## GOAL OF THE EXERCISE
Every line in the data below that has the word "Jitter" should be returned.

· · · · · · ·

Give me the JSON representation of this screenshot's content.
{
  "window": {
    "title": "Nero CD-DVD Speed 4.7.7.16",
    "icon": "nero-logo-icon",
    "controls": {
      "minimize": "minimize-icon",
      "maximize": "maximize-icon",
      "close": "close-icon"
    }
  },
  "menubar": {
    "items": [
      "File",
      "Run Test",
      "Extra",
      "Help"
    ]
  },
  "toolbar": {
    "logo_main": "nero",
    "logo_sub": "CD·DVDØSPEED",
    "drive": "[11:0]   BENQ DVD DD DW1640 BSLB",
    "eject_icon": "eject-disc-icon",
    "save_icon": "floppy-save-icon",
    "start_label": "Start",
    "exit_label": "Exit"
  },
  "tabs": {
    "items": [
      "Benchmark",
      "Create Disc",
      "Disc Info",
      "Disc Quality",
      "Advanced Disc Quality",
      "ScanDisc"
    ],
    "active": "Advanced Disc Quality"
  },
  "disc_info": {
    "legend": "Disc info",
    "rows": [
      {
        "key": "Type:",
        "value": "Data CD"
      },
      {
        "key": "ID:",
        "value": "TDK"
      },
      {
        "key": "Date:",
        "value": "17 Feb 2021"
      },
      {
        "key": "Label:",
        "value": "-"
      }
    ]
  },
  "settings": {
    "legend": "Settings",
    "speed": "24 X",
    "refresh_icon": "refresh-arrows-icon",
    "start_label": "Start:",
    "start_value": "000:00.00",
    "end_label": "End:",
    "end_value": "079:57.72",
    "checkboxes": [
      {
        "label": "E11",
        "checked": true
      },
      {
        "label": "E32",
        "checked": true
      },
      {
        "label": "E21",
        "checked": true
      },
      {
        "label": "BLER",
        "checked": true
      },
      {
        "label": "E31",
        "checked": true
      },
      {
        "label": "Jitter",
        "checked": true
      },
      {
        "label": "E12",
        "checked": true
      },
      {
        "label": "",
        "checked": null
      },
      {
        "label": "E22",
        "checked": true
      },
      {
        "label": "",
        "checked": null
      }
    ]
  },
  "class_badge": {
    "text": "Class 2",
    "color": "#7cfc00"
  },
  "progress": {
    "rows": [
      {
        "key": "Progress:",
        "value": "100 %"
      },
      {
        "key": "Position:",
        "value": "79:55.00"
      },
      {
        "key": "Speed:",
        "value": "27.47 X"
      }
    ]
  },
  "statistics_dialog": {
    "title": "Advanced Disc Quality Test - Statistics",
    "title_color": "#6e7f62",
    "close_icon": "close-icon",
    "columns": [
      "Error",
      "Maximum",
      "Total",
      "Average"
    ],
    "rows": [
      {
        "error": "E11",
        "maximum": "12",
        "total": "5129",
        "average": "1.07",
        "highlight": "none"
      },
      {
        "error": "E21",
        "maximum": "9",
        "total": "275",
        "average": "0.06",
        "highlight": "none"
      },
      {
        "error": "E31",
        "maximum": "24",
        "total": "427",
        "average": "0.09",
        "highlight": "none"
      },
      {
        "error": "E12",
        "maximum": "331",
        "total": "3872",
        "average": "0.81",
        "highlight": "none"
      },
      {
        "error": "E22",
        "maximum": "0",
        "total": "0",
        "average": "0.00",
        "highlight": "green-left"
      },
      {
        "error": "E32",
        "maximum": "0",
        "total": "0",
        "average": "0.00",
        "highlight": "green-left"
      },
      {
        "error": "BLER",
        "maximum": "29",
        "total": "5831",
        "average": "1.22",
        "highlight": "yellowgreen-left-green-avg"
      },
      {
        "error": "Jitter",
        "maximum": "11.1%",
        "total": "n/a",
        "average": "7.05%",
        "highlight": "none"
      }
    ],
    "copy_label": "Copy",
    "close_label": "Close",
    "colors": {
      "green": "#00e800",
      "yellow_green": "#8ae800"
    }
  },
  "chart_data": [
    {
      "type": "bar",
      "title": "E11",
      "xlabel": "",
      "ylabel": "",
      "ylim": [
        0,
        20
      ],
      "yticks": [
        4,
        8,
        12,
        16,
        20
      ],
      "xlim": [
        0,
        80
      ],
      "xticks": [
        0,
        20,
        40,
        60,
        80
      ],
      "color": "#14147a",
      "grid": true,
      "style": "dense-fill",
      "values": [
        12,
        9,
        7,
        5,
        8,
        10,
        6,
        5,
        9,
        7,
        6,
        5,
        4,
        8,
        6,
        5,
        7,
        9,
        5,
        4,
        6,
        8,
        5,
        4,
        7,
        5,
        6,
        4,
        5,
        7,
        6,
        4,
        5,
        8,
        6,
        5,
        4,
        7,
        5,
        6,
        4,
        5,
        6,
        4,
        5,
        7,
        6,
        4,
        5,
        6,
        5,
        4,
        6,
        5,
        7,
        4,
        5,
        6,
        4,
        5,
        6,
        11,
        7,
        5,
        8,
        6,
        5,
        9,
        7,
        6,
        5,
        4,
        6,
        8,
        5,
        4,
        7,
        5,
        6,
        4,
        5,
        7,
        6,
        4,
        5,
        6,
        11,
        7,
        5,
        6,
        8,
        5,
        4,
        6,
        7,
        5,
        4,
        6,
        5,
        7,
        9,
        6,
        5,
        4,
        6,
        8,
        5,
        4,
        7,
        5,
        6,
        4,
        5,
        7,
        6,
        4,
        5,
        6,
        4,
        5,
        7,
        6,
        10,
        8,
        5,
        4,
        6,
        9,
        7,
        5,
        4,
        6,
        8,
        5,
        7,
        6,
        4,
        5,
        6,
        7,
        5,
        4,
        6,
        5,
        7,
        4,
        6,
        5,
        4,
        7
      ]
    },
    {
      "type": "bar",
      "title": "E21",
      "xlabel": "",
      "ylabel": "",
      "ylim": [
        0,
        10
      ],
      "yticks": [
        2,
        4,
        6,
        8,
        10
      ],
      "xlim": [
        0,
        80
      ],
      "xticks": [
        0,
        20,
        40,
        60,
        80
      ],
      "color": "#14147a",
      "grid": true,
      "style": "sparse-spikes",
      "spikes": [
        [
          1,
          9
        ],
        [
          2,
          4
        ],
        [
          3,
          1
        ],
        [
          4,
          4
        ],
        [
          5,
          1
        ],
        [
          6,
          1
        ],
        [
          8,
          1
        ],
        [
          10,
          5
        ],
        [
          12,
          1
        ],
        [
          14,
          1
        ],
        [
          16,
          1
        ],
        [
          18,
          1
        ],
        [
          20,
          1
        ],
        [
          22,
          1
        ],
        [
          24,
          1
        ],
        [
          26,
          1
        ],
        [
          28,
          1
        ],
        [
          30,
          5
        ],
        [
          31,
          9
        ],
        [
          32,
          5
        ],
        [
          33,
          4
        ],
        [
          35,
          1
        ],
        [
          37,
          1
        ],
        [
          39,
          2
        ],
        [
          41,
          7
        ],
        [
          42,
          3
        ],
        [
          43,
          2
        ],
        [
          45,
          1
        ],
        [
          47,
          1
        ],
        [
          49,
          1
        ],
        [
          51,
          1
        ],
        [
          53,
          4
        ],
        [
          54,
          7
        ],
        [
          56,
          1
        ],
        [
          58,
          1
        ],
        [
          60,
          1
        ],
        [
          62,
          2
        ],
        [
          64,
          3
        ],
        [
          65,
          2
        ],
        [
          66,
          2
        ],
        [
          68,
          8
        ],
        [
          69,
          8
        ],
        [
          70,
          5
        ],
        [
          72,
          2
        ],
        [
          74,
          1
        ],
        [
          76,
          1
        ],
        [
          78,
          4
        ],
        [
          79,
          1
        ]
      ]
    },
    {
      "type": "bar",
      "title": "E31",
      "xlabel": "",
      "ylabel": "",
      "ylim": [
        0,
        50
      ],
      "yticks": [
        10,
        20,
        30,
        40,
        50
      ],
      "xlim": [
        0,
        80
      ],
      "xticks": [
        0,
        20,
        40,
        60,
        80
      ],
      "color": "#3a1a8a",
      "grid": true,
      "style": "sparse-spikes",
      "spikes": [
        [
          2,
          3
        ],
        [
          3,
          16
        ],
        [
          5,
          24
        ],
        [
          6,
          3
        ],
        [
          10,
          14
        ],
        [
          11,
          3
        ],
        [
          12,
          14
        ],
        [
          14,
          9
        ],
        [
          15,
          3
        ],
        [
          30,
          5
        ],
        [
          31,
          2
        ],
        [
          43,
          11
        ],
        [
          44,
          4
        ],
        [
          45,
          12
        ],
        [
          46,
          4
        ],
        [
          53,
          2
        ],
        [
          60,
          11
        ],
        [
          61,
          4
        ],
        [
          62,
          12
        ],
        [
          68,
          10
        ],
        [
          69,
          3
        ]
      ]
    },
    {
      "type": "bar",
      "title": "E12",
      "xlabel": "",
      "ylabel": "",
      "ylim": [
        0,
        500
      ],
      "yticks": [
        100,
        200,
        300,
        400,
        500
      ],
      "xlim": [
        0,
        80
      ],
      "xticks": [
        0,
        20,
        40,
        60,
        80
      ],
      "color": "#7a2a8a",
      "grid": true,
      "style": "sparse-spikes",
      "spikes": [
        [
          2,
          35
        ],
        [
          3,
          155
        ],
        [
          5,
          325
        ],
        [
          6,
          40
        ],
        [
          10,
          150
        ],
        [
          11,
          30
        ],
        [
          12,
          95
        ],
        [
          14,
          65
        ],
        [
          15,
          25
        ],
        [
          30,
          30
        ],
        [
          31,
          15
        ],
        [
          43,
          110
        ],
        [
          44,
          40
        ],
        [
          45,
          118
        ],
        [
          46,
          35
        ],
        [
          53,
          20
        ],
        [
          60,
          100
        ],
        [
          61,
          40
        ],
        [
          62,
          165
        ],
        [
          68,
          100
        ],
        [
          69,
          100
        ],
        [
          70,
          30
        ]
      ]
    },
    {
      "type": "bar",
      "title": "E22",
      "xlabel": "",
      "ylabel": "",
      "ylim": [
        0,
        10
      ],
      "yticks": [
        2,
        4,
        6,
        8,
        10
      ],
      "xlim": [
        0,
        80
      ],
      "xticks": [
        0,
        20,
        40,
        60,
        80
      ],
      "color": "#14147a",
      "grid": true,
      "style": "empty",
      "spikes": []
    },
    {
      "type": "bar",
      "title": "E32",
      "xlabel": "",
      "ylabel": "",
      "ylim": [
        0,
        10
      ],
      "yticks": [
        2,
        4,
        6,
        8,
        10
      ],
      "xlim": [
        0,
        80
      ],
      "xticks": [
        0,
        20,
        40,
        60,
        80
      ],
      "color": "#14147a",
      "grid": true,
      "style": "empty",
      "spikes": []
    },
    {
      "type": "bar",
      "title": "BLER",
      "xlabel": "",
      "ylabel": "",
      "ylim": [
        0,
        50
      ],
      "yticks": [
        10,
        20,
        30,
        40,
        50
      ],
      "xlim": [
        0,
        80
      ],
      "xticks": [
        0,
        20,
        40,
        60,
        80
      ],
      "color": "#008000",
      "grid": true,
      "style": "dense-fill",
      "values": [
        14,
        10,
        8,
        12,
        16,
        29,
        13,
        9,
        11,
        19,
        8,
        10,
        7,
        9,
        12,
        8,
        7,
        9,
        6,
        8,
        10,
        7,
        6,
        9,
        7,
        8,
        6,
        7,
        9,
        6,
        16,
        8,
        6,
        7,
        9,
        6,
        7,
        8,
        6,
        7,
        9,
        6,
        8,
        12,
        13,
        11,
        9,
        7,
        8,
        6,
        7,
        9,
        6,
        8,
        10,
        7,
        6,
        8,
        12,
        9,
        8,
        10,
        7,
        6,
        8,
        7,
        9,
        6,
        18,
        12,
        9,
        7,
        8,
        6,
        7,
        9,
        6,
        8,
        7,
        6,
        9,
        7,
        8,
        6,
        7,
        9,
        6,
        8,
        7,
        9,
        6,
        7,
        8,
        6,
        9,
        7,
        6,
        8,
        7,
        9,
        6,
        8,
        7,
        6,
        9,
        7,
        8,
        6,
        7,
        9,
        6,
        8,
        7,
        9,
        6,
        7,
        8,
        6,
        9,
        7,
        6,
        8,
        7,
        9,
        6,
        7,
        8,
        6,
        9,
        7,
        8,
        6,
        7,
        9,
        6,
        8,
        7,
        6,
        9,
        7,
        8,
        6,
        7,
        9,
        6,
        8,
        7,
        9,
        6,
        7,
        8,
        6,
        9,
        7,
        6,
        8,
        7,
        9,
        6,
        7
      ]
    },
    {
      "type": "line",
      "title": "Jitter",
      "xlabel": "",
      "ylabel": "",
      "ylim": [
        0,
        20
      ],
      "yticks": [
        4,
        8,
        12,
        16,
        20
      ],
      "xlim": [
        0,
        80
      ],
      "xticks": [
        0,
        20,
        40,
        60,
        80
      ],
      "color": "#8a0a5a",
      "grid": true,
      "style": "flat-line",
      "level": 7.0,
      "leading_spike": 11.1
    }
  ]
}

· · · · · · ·

## RESULT
        "label": "Jitter",
        "error": "Jitter",
      "title": "Jitter",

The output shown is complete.